“I work with young offenders every day and sometimes that’s not easy. A lot of
these teenagers haven’t had a very good start in life and that shows. But I
believe that with the right guidance and with a little bit of attention and care,
these kids can turn their lives around.
I believe that everyone should be given a chance in life. And that starts from
when they are conceived. The moment an egg is fertilised, life has started and it
should not be taken away. What if my mother had decided not to have me for
one reason or another? I wouldn’t be here today. That in itself is enough for me
to say that no life should be treated with disrespect. And to me that means that
all life should be given a chance to develop into a person.
I think it’s quite scary the way things are developing in the field of Genetics at
the moment. Pregnant women will be offered more and more tests as time goes
by and I’m afraid it will just become too easy to have an abortion if there’s a
chance that there’s something wrong with the child. I know scientists say that we
will never be able to ‘design’ our babies, ask for blue eyes and blonde hair and
stuff like that, but I think that’s only going to be a matter of time and money.
Money gives you choices and I think it will eventually give you a choice of how
your baby should look. And we should stop going down this road now before it’s
really too late.”
Challenge Biomedical Science – Genetic Testing
Lauren Taylor, 35 years old, genetic counsellor
Synopsis: Sees a lot of troubled families every day. Believes that the
science of genetics and the development of genetic testing in particular has
given a lot of happiness to some of these families.
“I have worked as a genetic counsellor for 7 years. It’s a difficult job sometimes.
I deal with people that have questions about topics related to Genetics. This can
be anything from people just wanting to know a bit more about a disease that
runs in their family, to couples who want to have children and need to make
some decisions about genetic testing.
I would never tell people what to do. My role is to give them information and
guide them, so that they can make their own choices. And I wouldn’t say that
genetic testing is an answer for everyone. But some people need some
reassurance either way. I can understand both points of view. For some people
knowing the future is the worst thing that could happen to them, especially if that
future holds a disease. For others, the uncertainty is the most difficult. They
can’t live their life to the full, because they spend all their time worrying.
Couples who consider pre-implantation genetic diagnosis (PGD) also have a
difficult choice to make. Parents often don’t know exactly what they’re letting
themselves in for when they come to me. They just know that they don’t want
their baby to have a terrible genetic disease that runs in their family. But it’s a
very demanding procedure and both parents need to be 100% certain that they
want to go through with it, because IVF isn’t always successful. It can be very
heartbreaking to talk to couples who so desperately want a healthy baby, but
have all the odds against them.

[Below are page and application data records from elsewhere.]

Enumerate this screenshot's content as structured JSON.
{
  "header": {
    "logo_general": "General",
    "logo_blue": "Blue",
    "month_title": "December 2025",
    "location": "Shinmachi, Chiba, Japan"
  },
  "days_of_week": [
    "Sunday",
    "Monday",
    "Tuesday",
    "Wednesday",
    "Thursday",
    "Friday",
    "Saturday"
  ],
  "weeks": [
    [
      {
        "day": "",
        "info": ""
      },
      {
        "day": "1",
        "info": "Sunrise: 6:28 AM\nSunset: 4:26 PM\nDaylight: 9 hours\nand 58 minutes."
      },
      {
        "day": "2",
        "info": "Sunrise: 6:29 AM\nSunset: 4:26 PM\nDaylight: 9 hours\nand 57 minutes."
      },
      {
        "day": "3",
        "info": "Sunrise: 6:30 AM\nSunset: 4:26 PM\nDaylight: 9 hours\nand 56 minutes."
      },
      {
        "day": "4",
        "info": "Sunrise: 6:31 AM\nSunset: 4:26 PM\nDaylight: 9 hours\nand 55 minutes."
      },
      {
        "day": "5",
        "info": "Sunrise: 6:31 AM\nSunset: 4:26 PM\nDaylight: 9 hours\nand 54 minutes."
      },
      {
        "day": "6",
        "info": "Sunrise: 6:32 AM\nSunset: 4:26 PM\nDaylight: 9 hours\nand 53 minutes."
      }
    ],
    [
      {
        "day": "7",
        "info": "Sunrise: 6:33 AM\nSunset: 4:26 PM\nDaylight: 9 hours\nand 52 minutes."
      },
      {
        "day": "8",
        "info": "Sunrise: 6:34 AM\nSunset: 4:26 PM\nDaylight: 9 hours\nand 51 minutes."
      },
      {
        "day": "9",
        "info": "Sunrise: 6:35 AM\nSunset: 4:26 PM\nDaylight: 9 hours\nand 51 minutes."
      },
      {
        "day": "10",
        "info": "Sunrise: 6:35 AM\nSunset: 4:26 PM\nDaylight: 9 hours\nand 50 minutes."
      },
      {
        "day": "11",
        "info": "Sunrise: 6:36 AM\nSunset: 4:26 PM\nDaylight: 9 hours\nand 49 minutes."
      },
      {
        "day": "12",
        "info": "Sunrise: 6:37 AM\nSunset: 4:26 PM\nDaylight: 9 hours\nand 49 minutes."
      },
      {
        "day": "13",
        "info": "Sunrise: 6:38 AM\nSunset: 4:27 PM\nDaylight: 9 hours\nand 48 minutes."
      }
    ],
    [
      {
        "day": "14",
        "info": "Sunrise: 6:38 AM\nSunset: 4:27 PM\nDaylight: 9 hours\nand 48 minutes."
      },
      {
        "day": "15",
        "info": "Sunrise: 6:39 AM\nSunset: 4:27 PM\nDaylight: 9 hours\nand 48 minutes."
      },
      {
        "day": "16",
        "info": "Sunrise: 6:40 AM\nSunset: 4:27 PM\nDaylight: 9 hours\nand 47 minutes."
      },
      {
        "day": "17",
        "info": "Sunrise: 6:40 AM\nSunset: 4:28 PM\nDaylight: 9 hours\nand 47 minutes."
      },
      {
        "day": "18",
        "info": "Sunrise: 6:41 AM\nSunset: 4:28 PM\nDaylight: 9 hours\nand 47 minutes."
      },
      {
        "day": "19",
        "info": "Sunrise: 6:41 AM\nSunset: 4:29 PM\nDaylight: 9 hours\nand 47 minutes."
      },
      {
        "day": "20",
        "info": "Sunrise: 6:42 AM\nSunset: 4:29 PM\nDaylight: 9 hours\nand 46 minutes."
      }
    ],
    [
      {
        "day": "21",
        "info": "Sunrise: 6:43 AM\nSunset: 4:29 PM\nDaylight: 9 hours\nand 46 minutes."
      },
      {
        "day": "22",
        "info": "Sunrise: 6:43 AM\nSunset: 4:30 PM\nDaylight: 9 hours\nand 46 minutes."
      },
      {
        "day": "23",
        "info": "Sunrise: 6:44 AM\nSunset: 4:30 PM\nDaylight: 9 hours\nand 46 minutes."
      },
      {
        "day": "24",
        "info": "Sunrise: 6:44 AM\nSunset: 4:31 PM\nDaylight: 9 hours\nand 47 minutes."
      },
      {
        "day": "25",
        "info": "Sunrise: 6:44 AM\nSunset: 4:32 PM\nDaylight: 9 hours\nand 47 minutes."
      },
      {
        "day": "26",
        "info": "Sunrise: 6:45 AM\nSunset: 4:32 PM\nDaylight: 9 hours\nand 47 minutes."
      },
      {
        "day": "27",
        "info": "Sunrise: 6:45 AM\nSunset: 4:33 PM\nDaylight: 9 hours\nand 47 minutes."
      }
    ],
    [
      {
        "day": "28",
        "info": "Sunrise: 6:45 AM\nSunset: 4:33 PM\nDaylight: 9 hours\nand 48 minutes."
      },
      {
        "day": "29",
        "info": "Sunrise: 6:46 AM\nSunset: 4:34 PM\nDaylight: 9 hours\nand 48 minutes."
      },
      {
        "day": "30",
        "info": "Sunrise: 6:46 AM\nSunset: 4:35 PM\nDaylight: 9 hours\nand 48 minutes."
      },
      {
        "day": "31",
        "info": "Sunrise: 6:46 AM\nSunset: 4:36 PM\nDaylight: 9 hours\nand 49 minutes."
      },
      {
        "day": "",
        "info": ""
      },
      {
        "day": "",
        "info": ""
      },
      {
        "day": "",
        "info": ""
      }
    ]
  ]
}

I’m glad that genetic research has given people choices. Once again, I don’t
think genetic testing it’s right for everyone, but I think everyone should get a
chance to make that decision themselves, with the help of a genetic counsellor
like myself.”